Prioritizing mental health and wellness
With employees experiencing increased levels of anxiety and stress, business leaders and managers have an opportunity to prioritize mental health by simply having open dialogues with their employees, then acting on what they hear. By making the topic of mental health more accessible, it becomes significantly easier to discuss things like social isolation and self-care – and ultimately, change the way we approach and discuss mental health issues in general.
For starters, companies can adjust their policies to build positive, stress-reducing behaviors into their culture. For instance, Blue Shield of California has put a company-wide policy into place that prevents meetings from being scheduled between 12:00 PM to 1:30 PM. That way, parents have time during the day to spend with their children, employees don’t feel pressed to run errands before or after work, and so on. It’s a tiny adjustment, but one that’s ended up making a big difference to the people who needed that time back in their day.
One of the most significant reasons to implement these kinds of stress-reducing changes is that while the effort required is often minimal, the end results are often anything but.

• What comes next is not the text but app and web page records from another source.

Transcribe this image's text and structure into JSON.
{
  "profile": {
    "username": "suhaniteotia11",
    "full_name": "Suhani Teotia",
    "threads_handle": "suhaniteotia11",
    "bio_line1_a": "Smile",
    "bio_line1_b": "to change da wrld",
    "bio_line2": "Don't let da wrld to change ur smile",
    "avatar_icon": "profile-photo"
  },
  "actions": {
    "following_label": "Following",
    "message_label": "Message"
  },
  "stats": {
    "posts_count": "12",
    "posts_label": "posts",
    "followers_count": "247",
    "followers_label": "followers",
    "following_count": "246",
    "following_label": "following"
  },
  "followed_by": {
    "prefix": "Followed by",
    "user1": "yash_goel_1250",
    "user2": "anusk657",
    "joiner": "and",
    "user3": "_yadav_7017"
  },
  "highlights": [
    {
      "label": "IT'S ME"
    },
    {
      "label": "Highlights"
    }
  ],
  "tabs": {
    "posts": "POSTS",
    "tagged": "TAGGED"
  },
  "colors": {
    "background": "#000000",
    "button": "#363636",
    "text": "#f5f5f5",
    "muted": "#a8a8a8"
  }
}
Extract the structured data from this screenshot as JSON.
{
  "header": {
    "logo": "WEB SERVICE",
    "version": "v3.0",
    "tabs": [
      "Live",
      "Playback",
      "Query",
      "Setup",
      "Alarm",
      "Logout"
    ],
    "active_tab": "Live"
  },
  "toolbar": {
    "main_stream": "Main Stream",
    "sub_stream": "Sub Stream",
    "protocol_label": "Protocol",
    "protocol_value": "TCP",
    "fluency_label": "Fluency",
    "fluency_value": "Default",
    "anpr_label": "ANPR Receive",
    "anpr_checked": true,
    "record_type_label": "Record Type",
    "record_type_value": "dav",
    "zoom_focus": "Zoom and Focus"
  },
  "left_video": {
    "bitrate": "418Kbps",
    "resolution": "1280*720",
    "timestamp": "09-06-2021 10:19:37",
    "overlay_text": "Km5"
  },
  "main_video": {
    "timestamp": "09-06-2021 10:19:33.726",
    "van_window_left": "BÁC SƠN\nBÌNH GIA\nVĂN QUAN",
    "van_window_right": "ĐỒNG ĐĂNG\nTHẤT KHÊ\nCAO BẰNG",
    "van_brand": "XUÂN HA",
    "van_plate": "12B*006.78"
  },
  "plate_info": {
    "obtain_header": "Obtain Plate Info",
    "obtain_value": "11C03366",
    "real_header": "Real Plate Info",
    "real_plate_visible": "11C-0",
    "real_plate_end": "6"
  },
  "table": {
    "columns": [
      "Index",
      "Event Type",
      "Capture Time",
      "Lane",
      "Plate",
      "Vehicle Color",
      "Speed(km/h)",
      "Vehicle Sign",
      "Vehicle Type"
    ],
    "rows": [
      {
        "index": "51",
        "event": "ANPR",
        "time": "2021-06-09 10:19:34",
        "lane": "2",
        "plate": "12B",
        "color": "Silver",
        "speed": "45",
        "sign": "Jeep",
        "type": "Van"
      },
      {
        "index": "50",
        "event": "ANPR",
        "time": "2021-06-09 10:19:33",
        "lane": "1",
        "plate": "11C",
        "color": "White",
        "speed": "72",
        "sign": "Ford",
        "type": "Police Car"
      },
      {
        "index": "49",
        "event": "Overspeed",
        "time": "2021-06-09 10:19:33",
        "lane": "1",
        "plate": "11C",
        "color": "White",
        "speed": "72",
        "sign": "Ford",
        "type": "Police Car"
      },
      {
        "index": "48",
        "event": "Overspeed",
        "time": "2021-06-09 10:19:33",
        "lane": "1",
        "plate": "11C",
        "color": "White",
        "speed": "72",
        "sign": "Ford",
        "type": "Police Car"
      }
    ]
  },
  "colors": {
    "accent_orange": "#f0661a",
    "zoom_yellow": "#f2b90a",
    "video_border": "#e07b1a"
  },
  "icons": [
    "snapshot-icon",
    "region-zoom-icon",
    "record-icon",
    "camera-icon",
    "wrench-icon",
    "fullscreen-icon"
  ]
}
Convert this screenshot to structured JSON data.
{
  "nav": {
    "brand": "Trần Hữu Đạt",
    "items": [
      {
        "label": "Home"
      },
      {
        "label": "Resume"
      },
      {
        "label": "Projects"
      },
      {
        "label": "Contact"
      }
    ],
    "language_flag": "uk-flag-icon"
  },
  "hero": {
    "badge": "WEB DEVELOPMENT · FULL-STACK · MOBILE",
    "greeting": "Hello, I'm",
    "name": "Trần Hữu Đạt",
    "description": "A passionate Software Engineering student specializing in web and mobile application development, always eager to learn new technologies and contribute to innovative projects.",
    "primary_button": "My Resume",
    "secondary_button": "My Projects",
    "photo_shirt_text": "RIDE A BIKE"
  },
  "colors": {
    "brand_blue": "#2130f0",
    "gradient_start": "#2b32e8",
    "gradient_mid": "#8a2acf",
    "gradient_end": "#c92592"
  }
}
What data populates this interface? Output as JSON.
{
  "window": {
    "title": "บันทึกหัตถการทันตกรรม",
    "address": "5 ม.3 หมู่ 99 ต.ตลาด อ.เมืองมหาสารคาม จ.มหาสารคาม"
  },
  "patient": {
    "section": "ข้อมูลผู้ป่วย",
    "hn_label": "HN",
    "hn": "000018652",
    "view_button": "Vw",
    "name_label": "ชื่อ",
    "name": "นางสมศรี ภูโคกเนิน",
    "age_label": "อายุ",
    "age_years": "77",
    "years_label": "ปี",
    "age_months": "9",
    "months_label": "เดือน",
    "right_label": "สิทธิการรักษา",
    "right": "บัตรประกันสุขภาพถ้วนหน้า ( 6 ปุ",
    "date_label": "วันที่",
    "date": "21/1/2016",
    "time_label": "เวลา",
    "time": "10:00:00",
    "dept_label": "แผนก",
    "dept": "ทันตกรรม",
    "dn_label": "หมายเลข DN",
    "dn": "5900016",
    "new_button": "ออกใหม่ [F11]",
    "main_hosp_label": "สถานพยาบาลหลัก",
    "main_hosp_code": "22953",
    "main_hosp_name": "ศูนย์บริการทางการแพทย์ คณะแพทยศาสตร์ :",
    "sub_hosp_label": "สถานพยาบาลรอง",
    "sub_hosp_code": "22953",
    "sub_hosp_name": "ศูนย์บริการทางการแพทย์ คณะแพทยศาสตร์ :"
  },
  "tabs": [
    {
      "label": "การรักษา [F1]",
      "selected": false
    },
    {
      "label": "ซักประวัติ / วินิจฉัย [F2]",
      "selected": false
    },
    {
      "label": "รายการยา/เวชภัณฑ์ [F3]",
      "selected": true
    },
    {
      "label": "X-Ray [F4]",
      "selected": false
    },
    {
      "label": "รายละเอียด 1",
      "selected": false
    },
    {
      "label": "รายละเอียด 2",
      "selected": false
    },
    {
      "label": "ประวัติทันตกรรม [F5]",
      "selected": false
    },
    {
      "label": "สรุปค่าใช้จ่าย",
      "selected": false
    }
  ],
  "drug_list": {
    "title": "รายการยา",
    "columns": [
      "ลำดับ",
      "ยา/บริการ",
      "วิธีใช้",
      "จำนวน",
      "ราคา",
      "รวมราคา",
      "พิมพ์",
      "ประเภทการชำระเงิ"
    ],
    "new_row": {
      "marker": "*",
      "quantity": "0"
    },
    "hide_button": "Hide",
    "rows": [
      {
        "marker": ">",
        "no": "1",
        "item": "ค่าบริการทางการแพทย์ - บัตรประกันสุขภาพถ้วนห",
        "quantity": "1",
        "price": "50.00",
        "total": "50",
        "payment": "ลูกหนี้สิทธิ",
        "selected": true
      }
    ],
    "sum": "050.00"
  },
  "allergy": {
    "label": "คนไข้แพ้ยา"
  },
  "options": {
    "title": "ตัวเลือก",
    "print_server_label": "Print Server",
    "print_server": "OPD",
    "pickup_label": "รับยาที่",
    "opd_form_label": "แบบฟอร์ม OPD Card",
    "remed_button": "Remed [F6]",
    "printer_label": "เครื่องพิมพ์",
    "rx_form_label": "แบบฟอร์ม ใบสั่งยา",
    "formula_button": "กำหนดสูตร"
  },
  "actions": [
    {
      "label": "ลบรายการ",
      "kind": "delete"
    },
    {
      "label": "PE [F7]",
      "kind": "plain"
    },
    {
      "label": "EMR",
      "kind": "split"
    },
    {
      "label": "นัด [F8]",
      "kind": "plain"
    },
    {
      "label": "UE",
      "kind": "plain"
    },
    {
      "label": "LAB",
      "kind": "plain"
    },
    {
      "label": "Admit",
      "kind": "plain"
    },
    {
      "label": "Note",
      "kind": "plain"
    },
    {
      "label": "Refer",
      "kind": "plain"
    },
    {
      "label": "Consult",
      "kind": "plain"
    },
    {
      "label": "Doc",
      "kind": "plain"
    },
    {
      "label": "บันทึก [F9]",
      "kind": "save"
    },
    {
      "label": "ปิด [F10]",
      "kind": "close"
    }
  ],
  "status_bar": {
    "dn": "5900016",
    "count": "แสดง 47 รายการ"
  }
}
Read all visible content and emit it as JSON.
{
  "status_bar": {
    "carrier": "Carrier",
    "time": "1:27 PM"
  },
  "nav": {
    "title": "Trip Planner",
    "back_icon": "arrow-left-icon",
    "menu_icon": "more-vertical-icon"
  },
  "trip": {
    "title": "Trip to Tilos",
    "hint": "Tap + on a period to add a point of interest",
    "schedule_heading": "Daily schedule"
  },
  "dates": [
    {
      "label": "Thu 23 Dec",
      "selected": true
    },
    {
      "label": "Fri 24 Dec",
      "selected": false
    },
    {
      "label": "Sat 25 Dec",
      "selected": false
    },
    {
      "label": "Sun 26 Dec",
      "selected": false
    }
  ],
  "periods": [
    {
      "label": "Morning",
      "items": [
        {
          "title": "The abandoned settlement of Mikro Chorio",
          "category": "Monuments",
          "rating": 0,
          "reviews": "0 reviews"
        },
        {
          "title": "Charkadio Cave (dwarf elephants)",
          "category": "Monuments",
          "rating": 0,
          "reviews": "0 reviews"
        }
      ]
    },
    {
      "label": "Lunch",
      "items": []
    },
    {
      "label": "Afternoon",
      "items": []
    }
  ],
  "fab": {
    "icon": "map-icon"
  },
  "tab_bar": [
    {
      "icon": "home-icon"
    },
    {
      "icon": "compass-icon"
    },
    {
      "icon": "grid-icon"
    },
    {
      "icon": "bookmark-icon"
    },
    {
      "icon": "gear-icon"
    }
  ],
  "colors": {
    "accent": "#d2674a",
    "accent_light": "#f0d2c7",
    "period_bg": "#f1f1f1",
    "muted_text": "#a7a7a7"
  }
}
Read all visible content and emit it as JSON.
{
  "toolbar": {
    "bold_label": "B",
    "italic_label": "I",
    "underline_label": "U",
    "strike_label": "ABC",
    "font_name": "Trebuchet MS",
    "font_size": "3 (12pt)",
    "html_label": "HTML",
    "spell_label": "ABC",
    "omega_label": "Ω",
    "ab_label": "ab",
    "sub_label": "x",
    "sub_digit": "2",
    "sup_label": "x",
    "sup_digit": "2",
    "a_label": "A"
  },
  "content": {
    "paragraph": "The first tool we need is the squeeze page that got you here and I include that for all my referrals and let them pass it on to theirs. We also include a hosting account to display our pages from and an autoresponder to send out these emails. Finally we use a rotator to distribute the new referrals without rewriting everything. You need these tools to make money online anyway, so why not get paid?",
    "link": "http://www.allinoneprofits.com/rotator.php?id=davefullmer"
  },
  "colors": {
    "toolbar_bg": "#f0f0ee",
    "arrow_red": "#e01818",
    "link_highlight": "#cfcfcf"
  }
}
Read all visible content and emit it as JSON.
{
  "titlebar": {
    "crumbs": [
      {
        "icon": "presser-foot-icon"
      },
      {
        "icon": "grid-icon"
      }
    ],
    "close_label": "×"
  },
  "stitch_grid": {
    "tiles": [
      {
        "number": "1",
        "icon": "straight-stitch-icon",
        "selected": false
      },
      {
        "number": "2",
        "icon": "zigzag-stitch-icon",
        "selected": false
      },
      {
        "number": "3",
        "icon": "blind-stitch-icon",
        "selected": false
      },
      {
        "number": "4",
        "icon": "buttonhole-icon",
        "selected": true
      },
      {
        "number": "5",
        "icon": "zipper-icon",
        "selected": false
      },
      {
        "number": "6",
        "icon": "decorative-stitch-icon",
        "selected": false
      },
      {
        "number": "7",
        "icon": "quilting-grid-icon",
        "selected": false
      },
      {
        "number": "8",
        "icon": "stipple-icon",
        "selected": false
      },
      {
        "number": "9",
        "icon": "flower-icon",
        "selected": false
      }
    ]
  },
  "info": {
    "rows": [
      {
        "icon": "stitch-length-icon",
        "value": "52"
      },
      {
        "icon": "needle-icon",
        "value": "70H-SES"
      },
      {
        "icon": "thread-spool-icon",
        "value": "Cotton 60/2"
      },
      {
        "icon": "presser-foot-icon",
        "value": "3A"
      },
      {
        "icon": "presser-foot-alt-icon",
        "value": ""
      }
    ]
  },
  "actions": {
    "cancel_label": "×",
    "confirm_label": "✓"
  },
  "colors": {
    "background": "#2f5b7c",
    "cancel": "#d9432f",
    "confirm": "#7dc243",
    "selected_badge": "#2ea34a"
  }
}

Talking to employees about relaxation techniques, scheduling virtual lunch dates with friends, and setting aside 10-minute blocks of time throughout the day to stand outside are good examples of this.